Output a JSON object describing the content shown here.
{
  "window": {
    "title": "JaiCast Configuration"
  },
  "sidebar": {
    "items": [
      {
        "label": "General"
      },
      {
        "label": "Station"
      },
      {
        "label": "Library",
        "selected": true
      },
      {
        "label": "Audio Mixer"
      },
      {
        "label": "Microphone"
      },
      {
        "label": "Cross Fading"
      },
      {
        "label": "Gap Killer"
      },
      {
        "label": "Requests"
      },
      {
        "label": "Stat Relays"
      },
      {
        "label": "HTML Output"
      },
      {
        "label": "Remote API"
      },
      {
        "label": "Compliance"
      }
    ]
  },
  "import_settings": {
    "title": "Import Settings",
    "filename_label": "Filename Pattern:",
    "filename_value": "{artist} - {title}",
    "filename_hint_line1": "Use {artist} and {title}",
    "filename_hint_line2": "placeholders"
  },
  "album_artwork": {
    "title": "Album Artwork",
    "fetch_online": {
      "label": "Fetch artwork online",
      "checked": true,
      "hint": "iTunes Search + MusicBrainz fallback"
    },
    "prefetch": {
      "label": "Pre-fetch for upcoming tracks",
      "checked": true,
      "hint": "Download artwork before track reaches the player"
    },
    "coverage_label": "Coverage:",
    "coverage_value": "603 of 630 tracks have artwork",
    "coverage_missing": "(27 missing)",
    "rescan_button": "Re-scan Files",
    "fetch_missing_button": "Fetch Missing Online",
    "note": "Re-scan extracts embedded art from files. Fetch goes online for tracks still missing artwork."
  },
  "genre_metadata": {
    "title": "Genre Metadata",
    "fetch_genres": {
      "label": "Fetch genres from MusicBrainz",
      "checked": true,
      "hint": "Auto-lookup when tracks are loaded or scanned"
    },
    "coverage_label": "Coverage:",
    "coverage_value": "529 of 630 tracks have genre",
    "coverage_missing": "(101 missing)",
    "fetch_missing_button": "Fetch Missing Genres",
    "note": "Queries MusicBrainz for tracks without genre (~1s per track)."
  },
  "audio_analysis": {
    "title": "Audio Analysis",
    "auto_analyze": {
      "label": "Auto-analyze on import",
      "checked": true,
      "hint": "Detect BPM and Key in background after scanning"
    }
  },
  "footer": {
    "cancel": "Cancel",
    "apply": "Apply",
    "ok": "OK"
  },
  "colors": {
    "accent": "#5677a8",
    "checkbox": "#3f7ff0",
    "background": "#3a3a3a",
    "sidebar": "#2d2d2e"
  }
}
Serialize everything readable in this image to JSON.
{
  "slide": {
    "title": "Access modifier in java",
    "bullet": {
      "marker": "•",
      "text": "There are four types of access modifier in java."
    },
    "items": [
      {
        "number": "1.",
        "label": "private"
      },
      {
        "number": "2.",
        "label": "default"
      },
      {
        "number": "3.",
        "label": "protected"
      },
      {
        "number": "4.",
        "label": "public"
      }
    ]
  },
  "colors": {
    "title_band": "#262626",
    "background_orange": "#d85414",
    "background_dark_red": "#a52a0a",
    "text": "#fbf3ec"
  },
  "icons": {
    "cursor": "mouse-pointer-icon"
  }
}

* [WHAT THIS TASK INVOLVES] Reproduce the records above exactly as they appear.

* [ANSWER BOX]
Output a JSON object describing the content shown here.
{
  "window": {
    "title": "JaiCast Configuration"
  },
  "sidebar": {
    "items": [
      {
        "label": "General"
      },
      {
        "label": "Station"
      },
      {
        "label": "Library",
        "selected": true
      },
      {
        "label": "Audio Mixer"
      },
      {
        "label": "Microphone"
      },
      {
        "label": "Cross Fading"
      },
      {
        "label": "Gap Killer"
      },
      {
        "label": "Requests"
      },
      {
        "label": "Stat Relays"
      },
      {
        "label": "HTML Output"
      },
      {
        "label": "Remote API"
      },
      {
        "label": "Compliance"
      }
    ]
  },
  "import_settings": {
    "title": "Import Settings",
    "filename_label": "Filename Pattern:",
    "filename_value": "{artist} - {title}",
    "filename_hint_line1": "Use {artist} and {title}",
    "filename_hint_line2": "placeholders"
  },
  "album_artwork": {
    "title": "Album Artwork",
    "fetch_online": {
      "label": "Fetch artwork online",
      "checked": true,
      "hint": "iTunes Search + MusicBrainz fallback"
    },
    "prefetch": {
      "label": "Pre-fetch for upcoming tracks",
      "checked": true,
      "hint": "Download artwork before track reaches the player"
    },
    "coverage_label": "Coverage:",
    "coverage_value": "603 of 630 tracks have artwork",
    "coverage_missing": "(27 missing)",
    "rescan_button": "Re-scan Files",
    "fetch_missing_button": "Fetch Missing Online",
    "note": "Re-scan extracts embedded art from files. Fetch goes online for tracks still missing artwork."
  },
  "genre_metadata": {
    "title": "Genre Metadata",
    "fetch_genres": {
      "label": "Fetch genres from MusicBrainz",
      "checked": true,
      "hint": "Auto-lookup when tracks are loaded or scanned"
    },
    "coverage_label": "Coverage:",
    "coverage_value": "529 of 630 tracks have genre",
    "coverage_missing": "(101 missing)",
    "fetch_missing_button": "Fetch Missing Genres",
    "note": "Queries MusicBrainz for tracks without genre (~1s per track)."
  },
  "audio_analysis": {
    "title": "Audio Analysis",
    "auto_analyze": {
      "label": "Auto-analyze on import",
      "checked": true,
      "hint": "Detect BPM and Key in background after scanning"
    }
  },
  "footer": {
    "cancel": "Cancel",
    "apply": "Apply",
    "ok": "OK"
  },
  "colors": {
    "accent": "#5677a8",
    "checkbox": "#3f7ff0",
    "background": "#3a3a3a",
    "sidebar": "#2d2d2e"
  }
}
Serialize everything readable in this image to JSON.
{
  "slide": {
    "title": "Access modifier in java",
    "bullet": {
      "marker": "•",
      "text": "There are four types of access modifier in java."
    },
    "items": [
      {
        "number": "1.",
        "label": "private"
      },
      {
        "number": "2.",
        "label": "default"
      },
      {
        "number": "3.",
        "label": "protected"
      },
      {
        "number": "4.",
        "label": "public"
      }
    ]
  },
  "colors": {
    "title_band": "#262626",
    "background_orange": "#d85414",
    "background_dark_red": "#a52a0a",
    "text": "#fbf3ec"
  },
  "icons": {
    "cursor": "mouse-pointer-icon"
  }
}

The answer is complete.